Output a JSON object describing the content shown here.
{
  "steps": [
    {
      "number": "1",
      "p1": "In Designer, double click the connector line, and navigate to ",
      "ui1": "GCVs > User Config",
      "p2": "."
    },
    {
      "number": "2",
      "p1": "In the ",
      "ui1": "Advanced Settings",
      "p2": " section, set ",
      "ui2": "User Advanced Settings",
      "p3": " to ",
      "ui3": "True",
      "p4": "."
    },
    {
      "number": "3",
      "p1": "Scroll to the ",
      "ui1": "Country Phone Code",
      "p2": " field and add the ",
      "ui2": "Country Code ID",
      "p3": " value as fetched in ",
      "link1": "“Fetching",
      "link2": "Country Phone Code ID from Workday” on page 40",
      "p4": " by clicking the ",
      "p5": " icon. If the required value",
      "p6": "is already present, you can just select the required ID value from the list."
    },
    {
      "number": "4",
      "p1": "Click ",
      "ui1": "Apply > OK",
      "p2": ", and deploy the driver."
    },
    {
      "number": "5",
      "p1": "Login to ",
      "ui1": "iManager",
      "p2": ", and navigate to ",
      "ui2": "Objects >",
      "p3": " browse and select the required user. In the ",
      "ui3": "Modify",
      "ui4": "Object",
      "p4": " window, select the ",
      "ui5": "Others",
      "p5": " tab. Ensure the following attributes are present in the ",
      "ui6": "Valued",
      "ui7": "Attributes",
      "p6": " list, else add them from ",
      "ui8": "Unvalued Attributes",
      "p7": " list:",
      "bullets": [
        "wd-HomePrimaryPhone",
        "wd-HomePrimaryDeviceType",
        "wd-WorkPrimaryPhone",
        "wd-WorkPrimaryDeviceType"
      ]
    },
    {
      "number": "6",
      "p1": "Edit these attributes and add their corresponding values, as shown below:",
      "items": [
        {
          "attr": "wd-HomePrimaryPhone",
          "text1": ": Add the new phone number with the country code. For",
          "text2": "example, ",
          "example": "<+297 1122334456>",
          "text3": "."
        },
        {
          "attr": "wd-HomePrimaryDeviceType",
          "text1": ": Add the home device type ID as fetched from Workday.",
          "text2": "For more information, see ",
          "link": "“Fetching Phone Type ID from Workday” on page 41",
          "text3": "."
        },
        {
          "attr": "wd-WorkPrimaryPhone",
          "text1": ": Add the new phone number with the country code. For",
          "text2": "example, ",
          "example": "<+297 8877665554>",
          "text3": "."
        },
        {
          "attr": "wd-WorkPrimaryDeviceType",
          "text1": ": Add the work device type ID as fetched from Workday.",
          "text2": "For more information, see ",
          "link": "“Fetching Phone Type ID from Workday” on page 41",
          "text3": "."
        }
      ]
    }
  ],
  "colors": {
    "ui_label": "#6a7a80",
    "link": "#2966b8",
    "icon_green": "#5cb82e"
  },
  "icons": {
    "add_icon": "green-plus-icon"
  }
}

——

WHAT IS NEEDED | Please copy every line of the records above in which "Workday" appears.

ANSWER SPACE |
      "link2": "Country Phone Code ID from Workday” on page 40",
          "text1": ": Add the home device type ID as fetched from Workday.",
          "link": "“Fetching Phone Type ID from Workday” on page 41",
          "text1": ": Add the work device type ID as fetched from Workday.",
          "link": "“Fetching Phone Type ID from Workday” on page 41",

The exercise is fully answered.